(16) If a report of alleged abuse or neglect is founded and constitutes the third founded report received by the department within the last twelve months involving the same child or family, the department shall promptly notify the office of the family and children’s ombuds of the contents of the report. The department shall also notify the ombuds of the disposition of the report.
(17) In investigating and responding to allegations of child abuse and neglect, the department may conduct background checks as authorized by state and federal law.
(18)(a) The department shall maintain investigation records and conduct timely and periodic reviews of all founded cases of abuse and neglect. The department shall maintain a log of screened-out nonabusive cases.
(b) In the family assessment response, the department shall not make a finding as to whether child abuse or neglect occurred. No one shall be named as a perpetrator and no investigative finding shall be entered in the department’s child abuse or neglect database.
(19) The department shall use a risk assessment process when investigating alleged child abuse and neglect referrals. The department shall present the risk factors at all hearings in which the placement of a dependent child is an issue. Substance abuse must be a risk factor.
(20) Upon receipt of a report of alleged abuse or neglect the law enforcement agency may arrange to interview the person making the report and any collateral sources to determine if any malice is involved in the reporting.
(21) Upon receiving a report of alleged abuse or neglect involving a child under the court’s jurisdiction under chapter 13.34 RCW, the department shall promptly notify the child’s guardian ad litem of the report’s contents. The department shall also notify the guardian ad litem of the disposition of the report. For purposes of this subsection, “guardian ad litem” has the meaning provided in RCW 13.34.030.
(22) The department shall make efforts as soon as practicable to determine the military status of parents whose children are subject to abuse or neglect allegations. If the department determines that a parent or guardian is in the military, the department shall notify a department of defense family advocacy program that there is an allegation of abuse and neglect that is screened in and open for investigation that relates to that military parent or guardian.
(23) The department shall make available on its public web site a downloadable and printable poster that includes the reporting requirements included in this section. The poster must be no smaller than eight and one-half by eleven inches with all information on one side. The poster must be made available in both the English and Spanish languages. Organizations that include employees or volunteers subject to the reporting requirements of this section must clearly display this poster in a common area. At a minimum, this poster must include the following:
(a) Who is required to report child abuse and neglect;
(b) The standard of knowledge to justify a report;
(c) The definition of reportable crimes;
(d) Where to report suspected child abuse and neglect; and
(e) What should be included in a report and the appropriate timing. RCW 26.44.080

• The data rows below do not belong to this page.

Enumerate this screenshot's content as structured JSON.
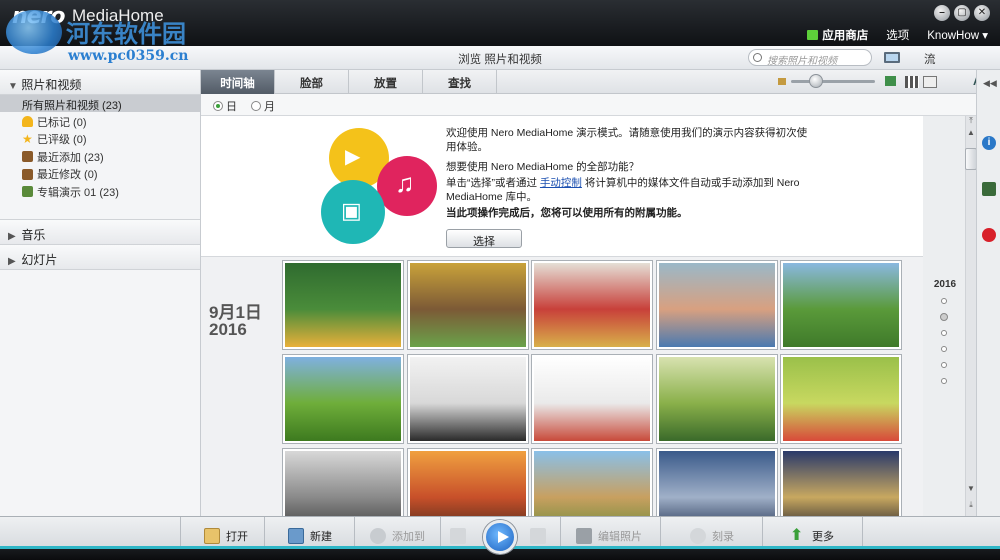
{
  "window": {
    "logo": "nero",
    "app_name": "MediaHome",
    "watermark_title": "河东软件园",
    "watermark_url": "www.pc0359.cn",
    "min_label": "–",
    "max_label": "▢",
    "close_label": "✕",
    "menu": {
      "store": "应用商店",
      "options": "选项",
      "knowhow": "KnowHow ▾"
    }
  },
  "browsebar": {
    "title": "浏览 照片和视频",
    "search_placeholder": "搜索照片和视频",
    "stream": "流"
  },
  "sidebar": {
    "photos_section": "照片和视频",
    "items": [
      {
        "label": "所有照片和视频 (23)",
        "icon": "none"
      },
      {
        "label": "已标记 (0)",
        "icon": "flag-icon"
      },
      {
        "label": "已评级 (0)",
        "icon": "star-icon"
      },
      {
        "label": "最近添加 (23)",
        "icon": "recent-icon"
      },
      {
        "label": "最近修改 (0)",
        "icon": "modified-icon"
      },
      {
        "label": "专辑演示 01 (23)",
        "icon": "album-icon"
      }
    ],
    "music_section": "音乐",
    "slideshow_section": "幻灯片"
  },
  "tabs": [
    "时间轴",
    "脸部",
    "放置",
    "查找"
  ],
  "day_month": {
    "day": "日",
    "month": "月"
  },
  "promo": {
    "line1": "欢迎使用 Nero MediaHome 演示模式。请随意使用我们的演示内容获得初次使用体验。",
    "line2": "想要使用 Nero MediaHome 的全部功能？",
    "line3_pre": "单击“选择”或者通过 ",
    "line3_link": "手动控制",
    "line3_post": " 将计算机中的媒体文件自动或手动添加到 Nero MediaHome 库中。",
    "line4": "当此项操作完成后，您将可以使用所有的附属功能。",
    "button": "选择"
  },
  "timeline": {
    "date_line1": "9月1日",
    "date_line2": "2016",
    "year": "2016"
  },
  "photos": [
    {
      "desc": "school kids",
      "colors": [
        "#2f6b2f",
        "#4a8c3a",
        "#e8b03a"
      ]
    },
    {
      "desc": "group of children",
      "colors": [
        "#c9a23a",
        "#7c5a36",
        "#6aa24a"
      ]
    },
    {
      "desc": "kids drawing",
      "colors": [
        "#e5dfd6",
        "#c8403a",
        "#d8b04a"
      ]
    },
    {
      "desc": "kids smiling",
      "colors": [
        "#9ab8c8",
        "#d8a080",
        "#4a7ab0"
      ]
    },
    {
      "desc": "kids running in field",
      "colors": [
        "#8ab8e0",
        "#5a9a3a",
        "#3f7a2a"
      ]
    },
    {
      "desc": "children running on meadow",
      "colors": [
        "#7fb0e0",
        "#6fae3a",
        "#3d7a1f"
      ]
    },
    {
      "desc": "karate kids",
      "colors": [
        "#f2f2f2",
        "#d8d8d8",
        "#2a2a2a"
      ]
    },
    {
      "desc": "karate kids white",
      "colors": [
        "#ffffff",
        "#eaeaea",
        "#c84a3a"
      ]
    },
    {
      "desc": "kids playing football",
      "colors": [
        "#d8e2b0",
        "#8ab04a",
        "#3a6a2a"
      ]
    },
    {
      "desc": "kids with ball",
      "colors": [
        "#9ac04a",
        "#c8d860",
        "#d84a3a"
      ]
    },
    {
      "desc": "mountain black and white",
      "colors": [
        "#d8d8d8",
        "#8a8a8a",
        "#3a3a3a"
      ]
    },
    {
      "desc": "sunset desert",
      "colors": [
        "#f0a040",
        "#c8502a",
        "#4a2a1a"
      ]
    },
    {
      "desc": "giraffes",
      "colors": [
        "#8ac0e8",
        "#c8a060",
        "#6a8a3a"
      ]
    },
    {
      "desc": "city night",
      "colors": [
        "#3a5a8a",
        "#a0b0c8",
        "#1a2a4a"
      ]
    },
    {
      "desc": "brandenburg gate",
      "colors": [
        "#2a3a6a",
        "#c8a860",
        "#1a1a2a"
      ]
    }
  ],
  "bottombar": {
    "open": "打开",
    "new": "新建",
    "add_to": "添加到",
    "edit_photo": "编辑照片",
    "burn": "刻录",
    "more": "更多"
  },
  "colors": {
    "accent": "#2fb6c7",
    "active_tab": "#5f6873",
    "link": "#1b4fb0"
  }
}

Every person who is required to make, or to cause to be made, a report pursuant to RCW 26.44.030 and 26.44.040, and who knowingly fails to make, or fails to cause to be made, such report, shall be guilty of a gross misdemeanor.
Year of enactment1982
Last Amended2019, 1982